Task statement -
Within the data below, copy each line where the string "title" is found.
___ Data section ___
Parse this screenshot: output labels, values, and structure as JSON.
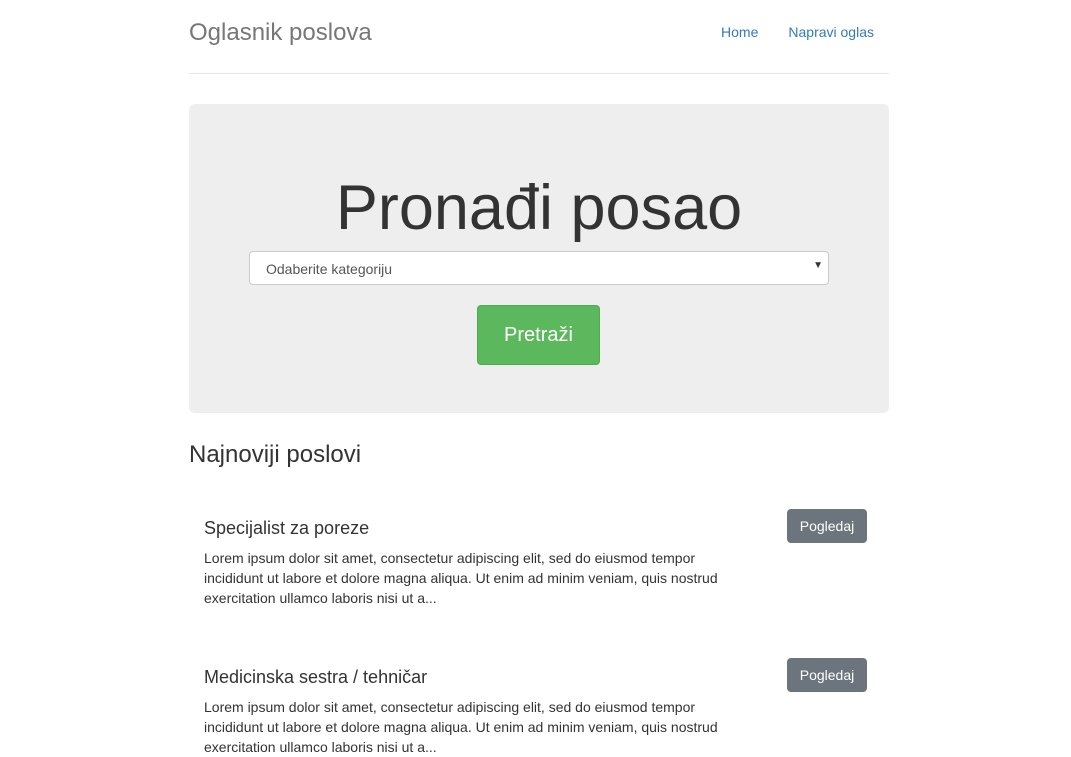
{
  "header": {
    "brand": "Oglasnik poslova",
    "nav": [
      {
        "label": "Home"
      },
      {
        "label": "Napravi oglas"
      }
    ]
  },
  "hero": {
    "title": "Pronađi posao",
    "category_select": {
      "selected": "Odaberite kategoriju"
    },
    "search_button": "Pretraži"
  },
  "latest": {
    "title": "Najnoviji poslovi",
    "jobs": [
      {
        "title": "Specijalist za poreze",
        "description": "Lorem ipsum dolor sit amet, consectetur adipiscing elit, sed do eiusmod tempor incididunt ut labore et dolore magna aliqua. Ut enim ad minim veniam, quis nostrud exercitation ullamco laboris nisi ut a...",
        "button": "Pogledaj"
      },
      {
        "title": "Medicinska sestra / tehničar",
        "description": "Lorem ipsum dolor sit amet, consectetur adipiscing elit, sed do eiusmod tempor incididunt ut labore et dolore magna aliqua. Ut enim ad minim veniam, quis nostrud exercitation ullamco laboris nisi ut a...",
        "button": "Pogledaj"
      }
    ]
  },
  "colors": {
    "link": "#337ab7",
    "success": "#5cb85c",
    "secondary": "#6c757d",
    "jumbotron": "#eeeeee"
  }
}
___
Task output -
    "title": "Pronađi posao",
    "title": "Najnoviji poslovi",
        "title": "Specijalist za poreze",
        "title": "Medicinska sestra / tehničar",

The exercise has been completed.